Keep it in a glass jar with a tight lid in your fridge. Aloe gel typically keeps for seven days in the fridge. However, if you add a preservative, it’ll last up to thirty days.
How to Use It:
Doctor Andrew Weil suggests these Aloe Vera dosage guidelines: For oral use of the gel, 30 milliliters 3 times on a daily basis for adults. For kids, follow directions as instructed by health care provider for oral use or on manufacturer’s label.
Externally, gently apply the gel as needed.
Aloe Vera Benefits:
Based on clinical applications and studies Aloe Vera has been found to have great therapeutic potential. It’s used medicinally both orally and topically.
– Aloe may help stop the progression of tumor and promote cell death in cancer cells
Acemannan is an all-natural immune-boosting ingredient found in aloe. Researchers from the China Medical University found that Aloe-emodin and rhein had anticancer effects, including stopping the progression of tumor and promoting cell death in cancer cells.
South Korea’s Gachon University of Medicine and Science confirmed that Aloe-emodin stopped cancerous liver cell growth in humans and promoted cell death in tumor cells.
– It may help stop the proliferation of skin cancer cells
Multiple studies have shown that Aloe Vera may prevent or treat melanoma. Namely, research carried out at the University of Belgrade’s School of Medicine showed that the constituents in the plant (particularly Aloe-emodin) stopped the proliferation of skin cancer cells. The researchers found that even though isolated aloe compounds were effective, the entire herb extracts were superior.
According to other studies, aloe may stop skin cancer progression when applied topically.
Other Benefits Include:
– Has anti-parasitic, antibacterial, anti-inflammatory, antiviral, antidiabetic, and anti-cancer properties
– Helps repair DNA
– Helps alleviate the symptoms of Ulcerative colitis, Inflammatory Bowel Disease, and Crohn’s
– Helps relieve arthritis pain
– Helps reduce the side effects of radiotherapy treatments
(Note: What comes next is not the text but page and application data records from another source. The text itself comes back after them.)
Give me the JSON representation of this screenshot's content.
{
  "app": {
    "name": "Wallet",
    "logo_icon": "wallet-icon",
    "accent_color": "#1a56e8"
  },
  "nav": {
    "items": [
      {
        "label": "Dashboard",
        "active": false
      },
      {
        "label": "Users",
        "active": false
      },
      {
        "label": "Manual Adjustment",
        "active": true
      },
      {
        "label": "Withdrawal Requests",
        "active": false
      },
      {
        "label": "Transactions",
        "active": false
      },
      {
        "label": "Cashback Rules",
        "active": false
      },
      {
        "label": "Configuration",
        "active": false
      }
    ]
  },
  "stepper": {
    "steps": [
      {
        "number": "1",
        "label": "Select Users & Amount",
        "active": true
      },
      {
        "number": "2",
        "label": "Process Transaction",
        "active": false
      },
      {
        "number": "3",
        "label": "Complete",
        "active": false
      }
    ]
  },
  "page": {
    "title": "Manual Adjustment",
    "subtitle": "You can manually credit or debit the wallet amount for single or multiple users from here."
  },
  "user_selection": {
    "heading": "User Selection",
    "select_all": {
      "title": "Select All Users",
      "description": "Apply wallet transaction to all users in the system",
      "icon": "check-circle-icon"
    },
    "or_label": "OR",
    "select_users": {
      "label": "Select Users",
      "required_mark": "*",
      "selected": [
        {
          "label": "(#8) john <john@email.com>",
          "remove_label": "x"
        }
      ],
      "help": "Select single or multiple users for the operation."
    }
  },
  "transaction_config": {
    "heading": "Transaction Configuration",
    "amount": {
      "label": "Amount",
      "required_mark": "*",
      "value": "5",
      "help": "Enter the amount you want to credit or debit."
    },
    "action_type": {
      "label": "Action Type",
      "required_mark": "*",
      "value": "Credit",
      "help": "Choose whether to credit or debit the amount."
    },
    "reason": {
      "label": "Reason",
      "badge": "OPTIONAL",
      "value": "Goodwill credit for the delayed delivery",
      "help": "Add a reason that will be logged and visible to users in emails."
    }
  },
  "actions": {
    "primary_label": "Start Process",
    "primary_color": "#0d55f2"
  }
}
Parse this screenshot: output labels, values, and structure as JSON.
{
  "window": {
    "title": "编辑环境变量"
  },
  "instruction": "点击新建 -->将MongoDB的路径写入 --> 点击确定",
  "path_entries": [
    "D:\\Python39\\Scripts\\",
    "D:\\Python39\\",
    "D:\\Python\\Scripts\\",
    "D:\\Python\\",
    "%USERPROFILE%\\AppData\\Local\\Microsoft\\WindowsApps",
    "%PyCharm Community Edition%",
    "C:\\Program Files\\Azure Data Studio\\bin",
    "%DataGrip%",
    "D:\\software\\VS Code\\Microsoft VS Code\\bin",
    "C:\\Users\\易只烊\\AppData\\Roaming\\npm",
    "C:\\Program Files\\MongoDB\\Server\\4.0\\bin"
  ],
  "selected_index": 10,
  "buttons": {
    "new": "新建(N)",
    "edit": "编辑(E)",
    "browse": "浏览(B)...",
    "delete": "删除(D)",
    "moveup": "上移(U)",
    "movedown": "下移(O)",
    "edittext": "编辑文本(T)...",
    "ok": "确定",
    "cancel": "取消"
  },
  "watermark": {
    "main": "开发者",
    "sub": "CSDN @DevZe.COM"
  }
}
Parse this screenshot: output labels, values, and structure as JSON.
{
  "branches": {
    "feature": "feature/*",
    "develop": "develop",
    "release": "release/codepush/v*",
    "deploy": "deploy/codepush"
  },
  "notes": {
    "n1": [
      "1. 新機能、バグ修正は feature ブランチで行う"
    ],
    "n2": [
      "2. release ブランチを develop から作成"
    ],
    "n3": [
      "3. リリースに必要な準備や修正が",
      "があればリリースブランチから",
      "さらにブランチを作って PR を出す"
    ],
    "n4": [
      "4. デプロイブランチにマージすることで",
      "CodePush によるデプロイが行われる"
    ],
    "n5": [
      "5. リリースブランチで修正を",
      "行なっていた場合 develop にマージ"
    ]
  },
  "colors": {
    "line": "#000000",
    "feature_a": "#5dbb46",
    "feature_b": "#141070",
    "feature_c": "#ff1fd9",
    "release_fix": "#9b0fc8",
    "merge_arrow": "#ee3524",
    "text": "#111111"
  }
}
– Helps treat burns
– Helps enhance symptoms in patients who suffer from Alzheimer’s
Caution: The University of Maryland Medical Center notes that Aloe gel is safe if applied to the skin’s surface. It shouldn’t be applied to deep or open wounds. It might trigger allergic reactions, like skin rash.
As mentioned above, ingesting aloe latex may result in diarrhea or severe intestinal cramps. In addition, pregnant women shouldn’t take aloe latex as it may lead to uterine contractions or even miscarriage. Breastfeeding women shouldn’t take it as the safety and effects for kids and infants aren’t known. Also, large amounts of aloe may contribute to kidney damage.